* Assignment
Search the listing for the word "placeholder". Copy every line where it is found.
↓
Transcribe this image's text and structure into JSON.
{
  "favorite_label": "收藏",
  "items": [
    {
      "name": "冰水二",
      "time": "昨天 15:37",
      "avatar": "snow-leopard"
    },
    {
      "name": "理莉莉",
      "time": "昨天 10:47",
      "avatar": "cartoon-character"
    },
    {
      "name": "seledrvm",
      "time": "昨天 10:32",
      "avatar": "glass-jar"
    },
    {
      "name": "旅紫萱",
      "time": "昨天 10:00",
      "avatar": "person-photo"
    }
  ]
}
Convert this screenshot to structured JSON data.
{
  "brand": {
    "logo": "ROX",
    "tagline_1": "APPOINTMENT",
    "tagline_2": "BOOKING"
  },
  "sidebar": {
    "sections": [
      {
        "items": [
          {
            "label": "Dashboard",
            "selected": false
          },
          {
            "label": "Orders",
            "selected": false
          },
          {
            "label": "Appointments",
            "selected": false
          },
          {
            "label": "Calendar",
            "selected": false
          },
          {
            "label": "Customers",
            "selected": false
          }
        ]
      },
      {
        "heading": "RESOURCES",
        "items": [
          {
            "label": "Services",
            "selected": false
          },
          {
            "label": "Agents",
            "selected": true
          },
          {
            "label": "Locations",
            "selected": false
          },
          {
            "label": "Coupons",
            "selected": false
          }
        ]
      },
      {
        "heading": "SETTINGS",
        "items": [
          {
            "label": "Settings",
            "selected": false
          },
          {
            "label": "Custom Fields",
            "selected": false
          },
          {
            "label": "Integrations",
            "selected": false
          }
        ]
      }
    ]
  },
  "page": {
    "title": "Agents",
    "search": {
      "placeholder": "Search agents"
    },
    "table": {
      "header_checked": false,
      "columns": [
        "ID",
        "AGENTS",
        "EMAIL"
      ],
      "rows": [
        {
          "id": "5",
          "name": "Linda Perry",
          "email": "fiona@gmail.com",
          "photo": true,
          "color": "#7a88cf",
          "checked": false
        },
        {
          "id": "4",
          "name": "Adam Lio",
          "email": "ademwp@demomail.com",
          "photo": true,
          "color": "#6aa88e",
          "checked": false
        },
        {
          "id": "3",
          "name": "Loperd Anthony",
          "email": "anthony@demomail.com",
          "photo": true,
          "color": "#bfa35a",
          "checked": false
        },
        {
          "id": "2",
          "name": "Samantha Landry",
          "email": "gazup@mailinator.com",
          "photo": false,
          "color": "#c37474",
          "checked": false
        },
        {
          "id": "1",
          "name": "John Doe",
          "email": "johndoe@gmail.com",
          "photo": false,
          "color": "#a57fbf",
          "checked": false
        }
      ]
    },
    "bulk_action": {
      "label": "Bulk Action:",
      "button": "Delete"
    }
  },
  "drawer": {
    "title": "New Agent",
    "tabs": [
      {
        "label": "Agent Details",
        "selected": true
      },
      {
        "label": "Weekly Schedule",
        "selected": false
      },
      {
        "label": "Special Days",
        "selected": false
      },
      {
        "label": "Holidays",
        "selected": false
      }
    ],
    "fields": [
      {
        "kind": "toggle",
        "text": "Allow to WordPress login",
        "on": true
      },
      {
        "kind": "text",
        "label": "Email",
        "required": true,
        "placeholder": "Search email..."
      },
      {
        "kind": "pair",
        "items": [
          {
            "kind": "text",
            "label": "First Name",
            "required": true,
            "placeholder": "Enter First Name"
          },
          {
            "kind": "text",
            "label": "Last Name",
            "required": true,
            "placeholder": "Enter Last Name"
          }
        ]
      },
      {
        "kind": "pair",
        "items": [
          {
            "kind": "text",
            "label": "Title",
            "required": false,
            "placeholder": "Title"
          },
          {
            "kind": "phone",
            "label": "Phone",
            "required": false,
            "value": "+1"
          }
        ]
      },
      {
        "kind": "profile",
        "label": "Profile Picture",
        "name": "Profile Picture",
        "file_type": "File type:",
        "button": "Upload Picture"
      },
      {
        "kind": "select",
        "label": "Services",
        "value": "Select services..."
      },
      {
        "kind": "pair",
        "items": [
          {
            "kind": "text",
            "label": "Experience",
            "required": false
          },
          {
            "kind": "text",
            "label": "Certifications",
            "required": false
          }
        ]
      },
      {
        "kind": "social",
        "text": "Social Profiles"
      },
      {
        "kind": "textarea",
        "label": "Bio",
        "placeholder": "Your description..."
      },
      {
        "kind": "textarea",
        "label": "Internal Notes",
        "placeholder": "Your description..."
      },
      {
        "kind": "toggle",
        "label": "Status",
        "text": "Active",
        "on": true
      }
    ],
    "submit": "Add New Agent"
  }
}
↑
* Exercise answer
      "placeholder": "Search agents"
        "placeholder": "Search email..."
            "placeholder": "Enter First Name"
            "placeholder": "Enter Last Name"
            "placeholder": "Title"
        "placeholder": "Your description..."
        "placeholder": "Your description..."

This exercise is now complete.